How many psychiatrists does it take to change a lightbulb?
One. But the lightbulb must want to change first.
Self awareness is the root of growth.
On this, there are two kinds of people.
(1) Those who don’t know they don’t know – and they are open to learning more and pushing the edges of their personal awareness zone.
(2) Those who don’t konw they don’t know – but insist that what they know is the correct world view.
Those in category (2) will not really get far in professional life, and may not really know why. They may also lay the blame on everyone else but themselves, right up to the bitter end.
I’ve had to mentor many consultants in the past, and it’s very difficult to help a person with constructive feedback when their first reaction is denial.

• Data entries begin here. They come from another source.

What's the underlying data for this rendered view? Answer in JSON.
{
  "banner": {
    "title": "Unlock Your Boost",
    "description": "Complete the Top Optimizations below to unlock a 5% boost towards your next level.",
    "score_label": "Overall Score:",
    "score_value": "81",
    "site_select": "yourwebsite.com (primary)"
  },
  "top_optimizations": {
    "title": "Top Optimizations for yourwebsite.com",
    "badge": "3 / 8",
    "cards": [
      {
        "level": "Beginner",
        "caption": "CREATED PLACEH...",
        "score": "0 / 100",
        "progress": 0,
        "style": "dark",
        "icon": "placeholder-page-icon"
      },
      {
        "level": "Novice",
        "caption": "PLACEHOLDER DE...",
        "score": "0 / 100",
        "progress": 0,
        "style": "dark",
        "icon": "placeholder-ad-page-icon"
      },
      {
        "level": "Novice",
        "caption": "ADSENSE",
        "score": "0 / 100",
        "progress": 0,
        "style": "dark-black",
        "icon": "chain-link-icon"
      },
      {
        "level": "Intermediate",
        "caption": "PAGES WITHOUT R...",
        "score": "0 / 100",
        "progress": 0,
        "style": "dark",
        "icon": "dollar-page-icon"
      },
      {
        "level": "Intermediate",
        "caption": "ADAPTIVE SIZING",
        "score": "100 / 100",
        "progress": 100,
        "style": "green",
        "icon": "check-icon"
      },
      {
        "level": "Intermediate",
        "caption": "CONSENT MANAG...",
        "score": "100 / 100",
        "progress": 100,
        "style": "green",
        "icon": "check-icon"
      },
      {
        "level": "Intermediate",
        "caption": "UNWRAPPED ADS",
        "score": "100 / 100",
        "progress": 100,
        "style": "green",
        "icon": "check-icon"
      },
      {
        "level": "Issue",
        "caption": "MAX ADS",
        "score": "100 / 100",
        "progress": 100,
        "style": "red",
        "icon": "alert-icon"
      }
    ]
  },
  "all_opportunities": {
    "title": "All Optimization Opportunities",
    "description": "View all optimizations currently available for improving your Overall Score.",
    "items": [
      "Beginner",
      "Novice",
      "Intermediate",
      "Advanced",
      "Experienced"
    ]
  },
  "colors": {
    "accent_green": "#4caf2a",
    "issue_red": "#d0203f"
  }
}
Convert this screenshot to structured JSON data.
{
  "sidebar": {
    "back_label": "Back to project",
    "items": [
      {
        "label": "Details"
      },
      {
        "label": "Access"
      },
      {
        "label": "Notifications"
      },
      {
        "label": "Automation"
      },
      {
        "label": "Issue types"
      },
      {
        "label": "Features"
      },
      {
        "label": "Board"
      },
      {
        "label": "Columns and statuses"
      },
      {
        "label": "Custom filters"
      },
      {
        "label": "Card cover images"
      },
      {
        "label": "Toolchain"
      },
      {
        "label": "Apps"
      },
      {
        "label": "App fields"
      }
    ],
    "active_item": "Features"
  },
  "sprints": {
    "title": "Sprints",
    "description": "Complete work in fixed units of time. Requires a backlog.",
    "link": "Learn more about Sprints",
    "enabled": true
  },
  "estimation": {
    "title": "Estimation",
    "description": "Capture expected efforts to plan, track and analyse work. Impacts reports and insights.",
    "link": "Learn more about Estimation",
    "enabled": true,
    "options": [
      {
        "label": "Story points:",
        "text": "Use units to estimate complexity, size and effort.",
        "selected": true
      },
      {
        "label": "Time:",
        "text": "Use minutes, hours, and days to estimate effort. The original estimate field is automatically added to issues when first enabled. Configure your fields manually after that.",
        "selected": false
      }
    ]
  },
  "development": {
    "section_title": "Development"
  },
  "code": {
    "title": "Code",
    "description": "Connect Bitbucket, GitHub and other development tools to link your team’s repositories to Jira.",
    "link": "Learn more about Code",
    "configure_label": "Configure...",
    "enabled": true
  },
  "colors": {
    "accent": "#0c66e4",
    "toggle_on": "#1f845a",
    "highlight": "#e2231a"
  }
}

“No – the client is wrong. My document is the best ever.”
“No – my code is top notch. The tester is being an annoying banana.”
“No – I was not rude to the dev, he’s just over-sensitive.”
Those who are unable to take candid, tactful, constructive feedback, tend to sabotage their own progress in work, and in life.
“What was the biggest failure you’ve encountered in life or work, and how did that change you?”
That’s my favourite question when interviewing new recruits.
It lets me know if the candidate is self aware, and the lessons and insights that they learned from past failures are often assets to their future undertaking.
And I’d like to be the one benefiting from that.
Be self aware.
It’s the first step to moving yourself in the right direction.